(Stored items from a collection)
++++++++

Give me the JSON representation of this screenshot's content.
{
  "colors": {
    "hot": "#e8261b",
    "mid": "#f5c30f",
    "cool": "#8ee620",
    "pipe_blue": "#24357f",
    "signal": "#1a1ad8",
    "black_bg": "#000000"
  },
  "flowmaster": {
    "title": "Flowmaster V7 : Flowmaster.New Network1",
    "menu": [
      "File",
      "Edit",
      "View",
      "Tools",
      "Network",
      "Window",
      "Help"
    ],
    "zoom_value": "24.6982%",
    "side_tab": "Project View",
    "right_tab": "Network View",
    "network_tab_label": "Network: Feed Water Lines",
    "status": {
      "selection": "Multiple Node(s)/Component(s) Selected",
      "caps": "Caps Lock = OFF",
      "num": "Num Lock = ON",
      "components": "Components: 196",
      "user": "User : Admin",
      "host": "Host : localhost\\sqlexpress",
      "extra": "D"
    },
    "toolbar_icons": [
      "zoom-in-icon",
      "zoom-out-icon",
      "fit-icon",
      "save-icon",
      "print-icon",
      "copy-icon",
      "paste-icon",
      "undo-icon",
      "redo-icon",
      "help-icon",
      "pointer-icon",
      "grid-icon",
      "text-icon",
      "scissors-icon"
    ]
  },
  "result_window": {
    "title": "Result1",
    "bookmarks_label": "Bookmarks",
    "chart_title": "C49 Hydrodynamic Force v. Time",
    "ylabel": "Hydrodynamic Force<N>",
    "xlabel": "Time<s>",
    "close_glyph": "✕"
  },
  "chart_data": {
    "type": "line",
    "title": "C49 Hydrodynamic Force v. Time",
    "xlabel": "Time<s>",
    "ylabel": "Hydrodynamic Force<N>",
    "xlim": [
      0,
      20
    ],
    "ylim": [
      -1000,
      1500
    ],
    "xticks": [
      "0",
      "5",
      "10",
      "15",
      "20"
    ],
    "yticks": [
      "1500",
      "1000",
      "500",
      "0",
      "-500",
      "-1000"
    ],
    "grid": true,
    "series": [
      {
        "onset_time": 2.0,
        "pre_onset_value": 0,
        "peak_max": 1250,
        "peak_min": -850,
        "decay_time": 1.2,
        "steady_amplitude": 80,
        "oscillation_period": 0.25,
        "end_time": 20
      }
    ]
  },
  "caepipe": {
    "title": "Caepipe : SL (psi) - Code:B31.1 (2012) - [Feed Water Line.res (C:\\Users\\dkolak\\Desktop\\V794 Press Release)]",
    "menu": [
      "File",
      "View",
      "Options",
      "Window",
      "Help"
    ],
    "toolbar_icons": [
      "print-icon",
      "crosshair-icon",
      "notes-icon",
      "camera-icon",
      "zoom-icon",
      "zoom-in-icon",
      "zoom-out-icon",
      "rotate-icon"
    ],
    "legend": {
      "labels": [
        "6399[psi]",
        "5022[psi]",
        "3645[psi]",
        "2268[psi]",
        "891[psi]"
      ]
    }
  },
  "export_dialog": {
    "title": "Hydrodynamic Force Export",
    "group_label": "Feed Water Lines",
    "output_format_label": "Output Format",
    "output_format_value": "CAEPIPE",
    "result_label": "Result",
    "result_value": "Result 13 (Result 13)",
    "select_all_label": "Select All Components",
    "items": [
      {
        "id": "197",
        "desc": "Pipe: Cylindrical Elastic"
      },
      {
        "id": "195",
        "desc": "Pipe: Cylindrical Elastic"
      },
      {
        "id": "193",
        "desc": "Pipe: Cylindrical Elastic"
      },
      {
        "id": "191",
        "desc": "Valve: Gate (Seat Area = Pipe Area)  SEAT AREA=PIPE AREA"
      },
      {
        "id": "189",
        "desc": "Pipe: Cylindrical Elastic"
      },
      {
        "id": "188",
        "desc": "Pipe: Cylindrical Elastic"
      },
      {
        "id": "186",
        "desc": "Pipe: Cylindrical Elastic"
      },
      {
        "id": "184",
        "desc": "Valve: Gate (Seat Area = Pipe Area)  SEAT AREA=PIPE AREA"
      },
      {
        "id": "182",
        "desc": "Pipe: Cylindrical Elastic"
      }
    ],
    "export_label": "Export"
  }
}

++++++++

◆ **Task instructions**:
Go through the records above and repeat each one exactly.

◆ **Task result**:
Give me the JSON representation of this screenshot's content.
{
  "colors": {
    "hot": "#e8261b",
    "mid": "#f5c30f",
    "cool": "#8ee620",
    "pipe_blue": "#24357f",
    "signal": "#1a1ad8",
    "black_bg": "#000000"
  },
  "flowmaster": {
    "title": "Flowmaster V7 : Flowmaster.New Network1",
    "menu": [
      "File",
      "Edit",
      "View",
      "Tools",
      "Network",
      "Window",
      "Help"
    ],
    "zoom_value": "24.6982%",
    "side_tab": "Project View",
    "right_tab": "Network View",
    "network_tab_label": "Network: Feed Water Lines",
    "status": {
      "selection": "Multiple Node(s)/Component(s) Selected",
      "caps": "Caps Lock = OFF",
      "num": "Num Lock = ON",
      "components": "Components: 196",
      "user": "User : Admin",
      "host": "Host : localhost\\sqlexpress",
      "extra": "D"
    },
    "toolbar_icons": [
      "zoom-in-icon",
      "zoom-out-icon",
      "fit-icon",
      "save-icon",
      "print-icon",
      "copy-icon",
      "paste-icon",
      "undo-icon",
      "redo-icon",
      "help-icon",
      "pointer-icon",
      "grid-icon",
      "text-icon",
      "scissors-icon"
    ]
  },
  "result_window": {
    "title": "Result1",
    "bookmarks_label": "Bookmarks",
    "chart_title": "C49 Hydrodynamic Force v. Time",
    "ylabel": "Hydrodynamic Force<N>",
    "xlabel": "Time<s>",
    "close_glyph": "✕"
  },
  "chart_data": {
    "type": "line",
    "title": "C49 Hydrodynamic Force v. Time",
    "xlabel": "Time<s>",
    "ylabel": "Hydrodynamic Force<N>",
    "xlim": [
      0,
      20
    ],
    "ylim": [
      -1000,
      1500
    ],
    "xticks": [
      "0",
      "5",
      "10",
      "15",
      "20"
    ],
    "yticks": [
      "1500",
      "1000",
      "500",
      "0",
      "-500",
      "-1000"
    ],
    "grid": true,
    "series": [
      {
        "onset_time": 2.0,
        "pre_onset_value": 0,
        "peak_max": 1250,
        "peak_min": -850,
        "decay_time": 1.2,
        "steady_amplitude": 80,
        "oscillation_period": 0.25,
        "end_time": 20
      }
    ]
  },
  "caepipe": {
    "title": "Caepipe : SL (psi) - Code:B31.1 (2012) - [Feed Water Line.res (C:\\Users\\dkolak\\Desktop\\V794 Press Release)]",
    "menu": [
      "File",
      "View",
      "Options",
      "Window",
      "Help"
    ],
    "toolbar_icons": [
      "print-icon",
      "crosshair-icon",
      "notes-icon",
      "camera-icon",
      "zoom-icon",
      "zoom-in-icon",
      "zoom-out-icon",
      "rotate-icon"
    ],
    "legend": {
      "labels": [
        "6399[psi]",
        "5022[psi]",
        "3645[psi]",
        "2268[psi]",
        "891[psi]"
      ]
    }
  },
  "export_dialog": {
    "title": "Hydrodynamic Force Export",
    "group_label": "Feed Water Lines",
    "output_format_label": "Output Format",
    "output_format_value": "CAEPIPE",
    "result_label": "Result",
    "result_value": "Result 13 (Result 13)",
    "select_all_label": "Select All Components",
    "items": [
      {
        "id": "197",
        "desc": "Pipe: Cylindrical Elastic"
      },
      {
        "id": "195",
        "desc": "Pipe: Cylindrical Elastic"
      },
      {
        "id": "193",
        "desc": "Pipe: Cylindrical Elastic"
      },
      {
        "id": "191",
        "desc": "Valve: Gate (Seat Area = Pipe Area)  SEAT AREA=PIPE AREA"
      },
      {
        "id": "189",
        "desc": "Pipe: Cylindrical Elastic"
      },
      {
        "id": "188",
        "desc": "Pipe: Cylindrical Elastic"
      },
      {
        "id": "186",
        "desc": "Pipe: Cylindrical Elastic"
      },
      {
        "id": "184",
        "desc": "Valve: Gate (Seat Area = Pipe Area)  SEAT AREA=PIPE AREA"
      },
      {
        "id": "182",
        "desc": "Pipe: Cylindrical Elastic"
      }
    ],
    "export_label": "Export"
  }
}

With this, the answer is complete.